at the government in the face, the government refuses to acknowledge it. It
refuses to warn the people that hard times are ahead—it has no solutions. It is
happy to cut spending now because it does not have to worry about an election.
Speaker, this government is loud and boastful when things are going well. But
when things are beginning to go bad, it does not want to talk about it. That
shows only this government’s lack of courage and its lack of care for the
poorest in our society who in the coming year will be the hardest hit.
Speaker, no one rejoices in warning that tough economic times lie ahead. But
the next two years, are going to be extremely difficult for our people. We are
about to find out what happens when the government’s political spending party
is over. When economic confidence is gone, the government has no solutions. And
it does not have the courage to talk about the problems.
Speaker, this is truly a government that has lost the moral authority to lead

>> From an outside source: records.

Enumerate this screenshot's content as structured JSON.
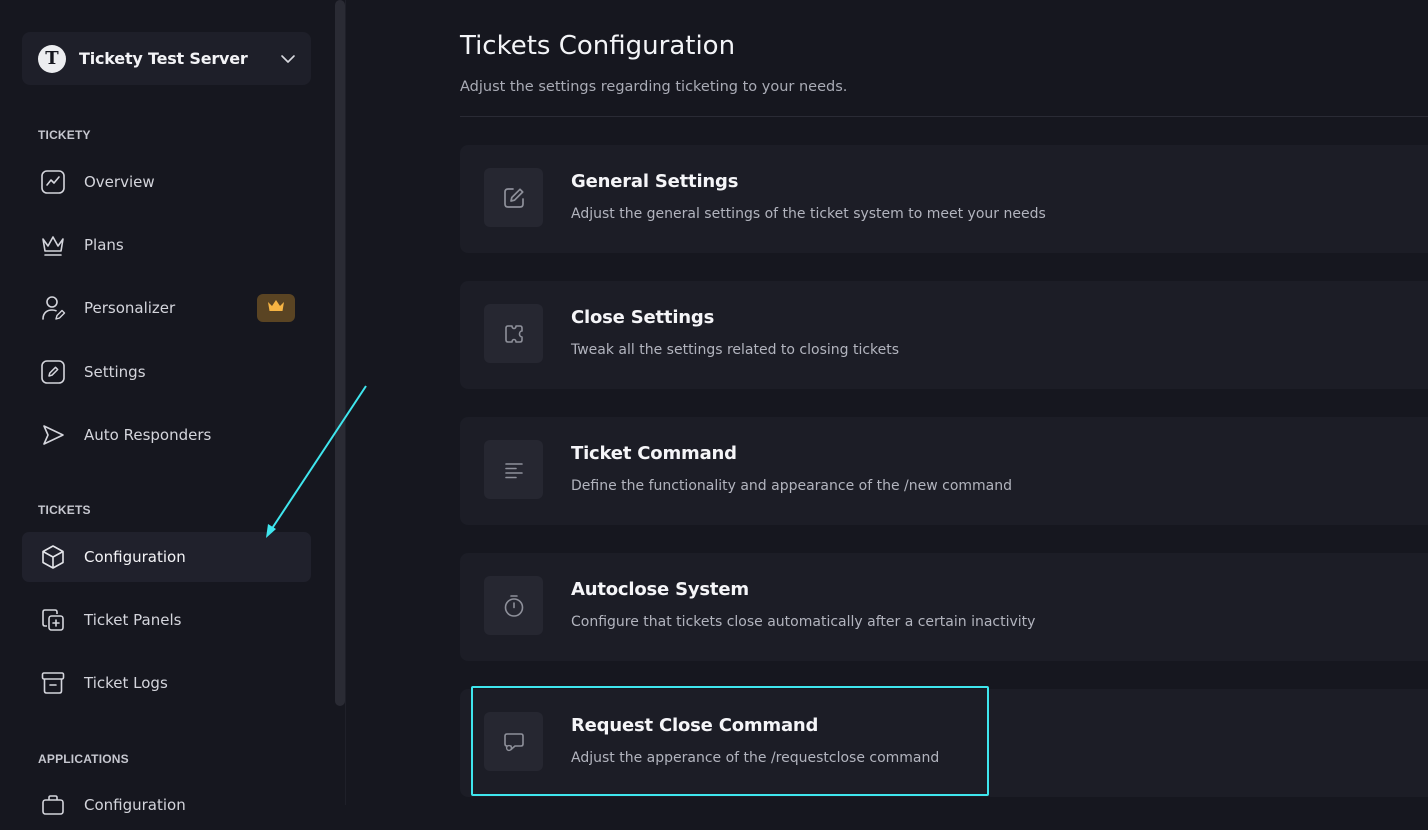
{
  "server": {
    "name": "Tickety Test Server",
    "logo_letter": "T"
  },
  "sections": {
    "tickety": "TICKETY",
    "tickets": "TICKETS",
    "applications": "APPLICATIONS"
  },
  "nav": {
    "overview": "Overview",
    "plans": "Plans",
    "personalizer": "Personalizer",
    "settings": "Settings",
    "auto_responders": "Auto Responders",
    "configuration": "Configuration",
    "ticket_panels": "Ticket Panels",
    "ticket_logs": "Ticket Logs",
    "app_configuration": "Configuration"
  },
  "page": {
    "title": "Tickets Configuration",
    "subtitle": "Adjust the settings regarding ticketing to your needs."
  },
  "cards": [
    {
      "title": "General Settings",
      "desc": "Adjust the general settings of the ticket system to meet your needs",
      "icon": "edit-icon"
    },
    {
      "title": "Close Settings",
      "desc": "Tweak all the settings related to closing tickets",
      "icon": "ticket-icon"
    },
    {
      "title": "Ticket Command",
      "desc": "Define the functionality and appearance of the /new command",
      "icon": "align-left-icon"
    },
    {
      "title": "Autoclose System",
      "desc": "Configure that tickets close automatically after a certain inactivity",
      "icon": "stopwatch-icon"
    },
    {
      "title": "Request Close Command",
      "desc": "Adjust the apperance of the /requestclose command",
      "icon": "chat-bubble-icon"
    }
  ],
  "colors": {
    "background": "#16171f",
    "card": "#1c1d26",
    "accent_highlight": "#3fe6ee",
    "premium": "#f6b443"
  }
}
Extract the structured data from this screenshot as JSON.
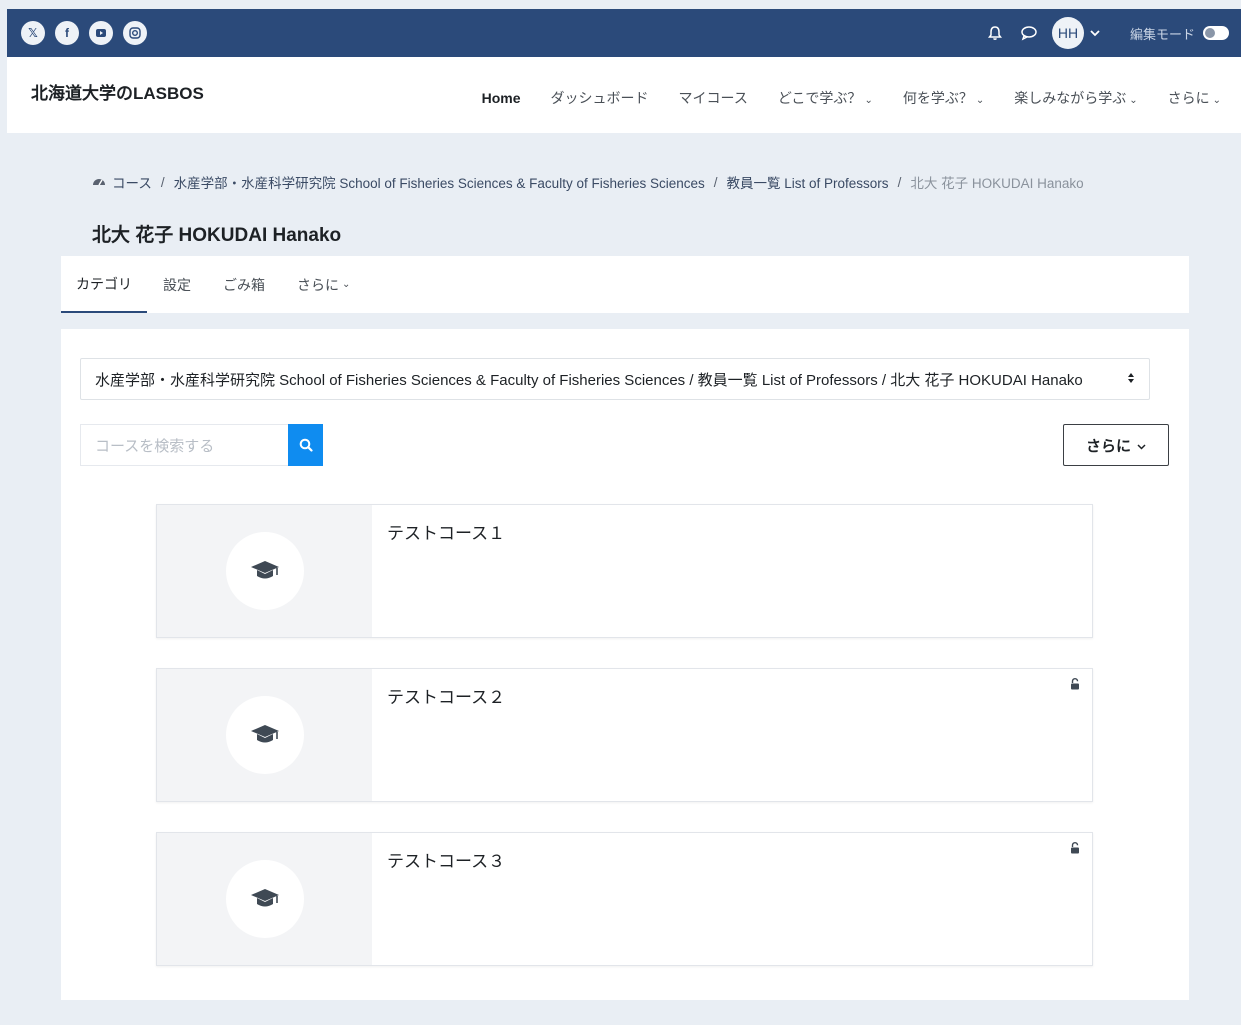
{
  "social": [
    {
      "name": "x",
      "glyph": "𝕏"
    },
    {
      "name": "facebook",
      "glyph": "f"
    },
    {
      "name": "youtube",
      "glyph": "▶"
    },
    {
      "name": "instagram",
      "glyph": "◎"
    }
  ],
  "user": {
    "initials": "HH"
  },
  "edit_mode_label": "編集モード",
  "brand": "北海道大学のLASBOS",
  "nav": {
    "home": "Home",
    "dashboard": "ダッシュボード",
    "mycourses": "マイコース",
    "where": "どこで学ぶ？",
    "what": "何を学ぶ？",
    "fun": "楽しみながら学ぶ",
    "more": "さらに"
  },
  "breadcrumb": {
    "b1": "コース",
    "b2": "水産学部・水産科学研究院 School of Fisheries Sciences & Faculty of Fisheries Sciences",
    "b3": "教員一覧 List of Professors",
    "b4": "北大 花子 HOKUDAI Hanako"
  },
  "page_title": "北大 花子 HOKUDAI Hanako",
  "secnav": {
    "category": "カテゴリ",
    "settings": "設定",
    "trash": "ごみ箱",
    "more": "さらに"
  },
  "category_select": "水産学部・水産科学研究院 School of Fisheries Sciences & Faculty of Fisheries Sciences / 教員一覧 List of Professors / 北大 花子 HOKUDAI Hanako",
  "search": {
    "placeholder": "コースを検索する"
  },
  "more_button": "さらに",
  "courses": {
    "c1": "テストコース１",
    "c2": "テストコース２",
    "c3": "テストコース３"
  },
  "colors": {
    "topbar": "#2b4a7a",
    "search_button": "#0f8cf0",
    "background": "#e9eef4"
  }
}
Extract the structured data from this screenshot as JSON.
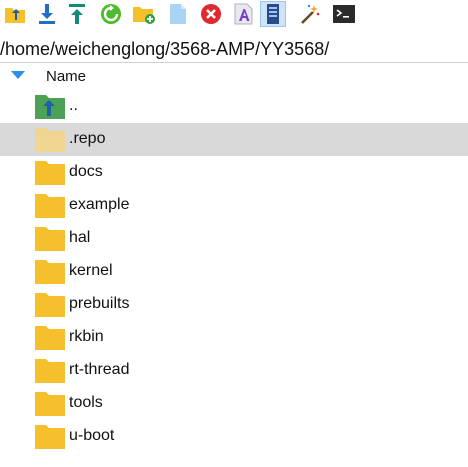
{
  "toolbar": {
    "buttons": [
      {
        "name": "parent-folder-icon"
      },
      {
        "name": "download-icon"
      },
      {
        "name": "upload-icon"
      },
      {
        "name": "refresh-icon"
      },
      {
        "name": "new-folder-icon"
      },
      {
        "name": "new-file-icon"
      },
      {
        "name": "delete-icon"
      },
      {
        "name": "rename-icon"
      },
      {
        "name": "properties-icon"
      },
      {
        "name": "magic-wand-icon"
      },
      {
        "name": "terminal-icon"
      }
    ]
  },
  "path_bar": {
    "path": "/home/weichenglong/3568-AMP/YY3568/"
  },
  "list": {
    "header": {
      "name_label": "Name"
    },
    "items": [
      {
        "label": "..",
        "type": "parent"
      },
      {
        "label": ".repo",
        "type": "folder-hidden",
        "selected": true
      },
      {
        "label": "docs",
        "type": "folder"
      },
      {
        "label": "example",
        "type": "folder"
      },
      {
        "label": "hal",
        "type": "folder"
      },
      {
        "label": "kernel",
        "type": "folder"
      },
      {
        "label": "prebuilts",
        "type": "folder"
      },
      {
        "label": "rkbin",
        "type": "folder"
      },
      {
        "label": "rt-thread",
        "type": "folder"
      },
      {
        "label": "tools",
        "type": "folder"
      },
      {
        "label": "u-boot",
        "type": "folder"
      }
    ]
  },
  "colors": {
    "folder": "#f6c02c",
    "folder_hidden": "#efd690",
    "selected_row": "#d9d9d9",
    "accent": "#2c8ee6"
  }
}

us. And this is what the people are about to find. Honourable Speaker,
confidence in an economy is very important, very important. Confidence in an
economy important. What people didn’t do today or what people expect to happen
in the future, determines what people do today. This government does not like
fact, you will inspire confidence Honourable Speaker, by telling the truth
about the economy. By telling honestly what the problems have been in the
economy. If you keep on hiding, the people are not as stupid as the government
might think. The business people out there understand what’s happening in the
economy. The bank managers know what’s happening in the economy.
are the people are listening to us here and they have a government which is continuously
trying to paint a rosy picture when the reality on the ground is something very
different. And that is not going to inspire confidence in our investors in our
people Honourable Speaker and that is why I’m saying we need to be truthful.
fact Honourable Prakash was right when he concluded, we need the truth about
the economy. We need transparent, accountable processes through which we can
hold the government accountable—and this is what the people want.
People are listening to the speeches from the government side and they’re out there looking the businesses. Looking at what FRCS does, looking at the regulations, looking at difficulty in getting a business license. And they’re saying; what? What is this government all about? That is the point I want to make Honourable Speaker. Thank you.